• **EXERCISE MATERIAL**

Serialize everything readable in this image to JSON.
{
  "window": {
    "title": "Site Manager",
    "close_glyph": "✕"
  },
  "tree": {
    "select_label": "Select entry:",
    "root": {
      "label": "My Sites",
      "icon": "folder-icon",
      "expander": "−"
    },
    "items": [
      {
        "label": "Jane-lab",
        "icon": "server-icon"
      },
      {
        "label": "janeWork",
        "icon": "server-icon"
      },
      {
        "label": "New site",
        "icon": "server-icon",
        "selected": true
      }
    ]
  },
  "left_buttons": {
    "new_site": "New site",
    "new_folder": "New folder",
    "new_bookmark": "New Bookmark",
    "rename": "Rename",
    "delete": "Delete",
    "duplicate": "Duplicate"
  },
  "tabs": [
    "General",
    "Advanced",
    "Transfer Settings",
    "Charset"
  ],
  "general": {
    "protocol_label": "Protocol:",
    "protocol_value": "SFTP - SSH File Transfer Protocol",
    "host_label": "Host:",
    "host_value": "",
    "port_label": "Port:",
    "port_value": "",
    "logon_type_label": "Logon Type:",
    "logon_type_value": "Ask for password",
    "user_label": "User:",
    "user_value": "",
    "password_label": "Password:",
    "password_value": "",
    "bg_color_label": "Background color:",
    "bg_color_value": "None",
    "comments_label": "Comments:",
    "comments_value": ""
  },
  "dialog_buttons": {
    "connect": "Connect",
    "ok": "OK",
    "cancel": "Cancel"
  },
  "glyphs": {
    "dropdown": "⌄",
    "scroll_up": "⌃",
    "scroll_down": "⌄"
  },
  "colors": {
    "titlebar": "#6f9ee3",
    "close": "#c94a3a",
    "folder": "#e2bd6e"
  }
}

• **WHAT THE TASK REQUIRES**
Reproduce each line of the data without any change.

• **RESULT**
Serialize everything readable in this image to JSON.
{
  "window": {
    "title": "Site Manager",
    "close_glyph": "✕"
  },
  "tree": {
    "select_label": "Select entry:",
    "root": {
      "label": "My Sites",
      "icon": "folder-icon",
      "expander": "−"
    },
    "items": [
      {
        "label": "Jane-lab",
        "icon": "server-icon"
      },
      {
        "label": "janeWork",
        "icon": "server-icon"
      },
      {
        "label": "New site",
        "icon": "server-icon",
        "selected": true
      }
    ]
  },
  "left_buttons": {
    "new_site": "New site",
    "new_folder": "New folder",
    "new_bookmark": "New Bookmark",
    "rename": "Rename",
    "delete": "Delete",
    "duplicate": "Duplicate"
  },
  "tabs": [
    "General",
    "Advanced",
    "Transfer Settings",
    "Charset"
  ],
  "general": {
    "protocol_label": "Protocol:",
    "protocol_value": "SFTP - SSH File Transfer Protocol",
    "host_label": "Host:",
    "host_value": "",
    "port_label": "Port:",
    "port_value": "",
    "logon_type_label": "Logon Type:",
    "logon_type_value": "Ask for password",
    "user_label": "User:",
    "user_value": "",
    "password_label": "Password:",
    "password_value": "",
    "bg_color_label": "Background color:",
    "bg_color_value": "None",
    "comments_label": "Comments:",
    "comments_value": ""
  },
  "dialog_buttons": {
    "connect": "Connect",
    "ok": "OK",
    "cancel": "Cancel"
  },
  "glyphs": {
    "dropdown": "⌄",
    "scroll_up": "⌃",
    "scroll_down": "⌄"
  },
  "colors": {
    "titlebar": "#6f9ee3",
    "close": "#c94a3a",
    "folder": "#e2bd6e"
  }
}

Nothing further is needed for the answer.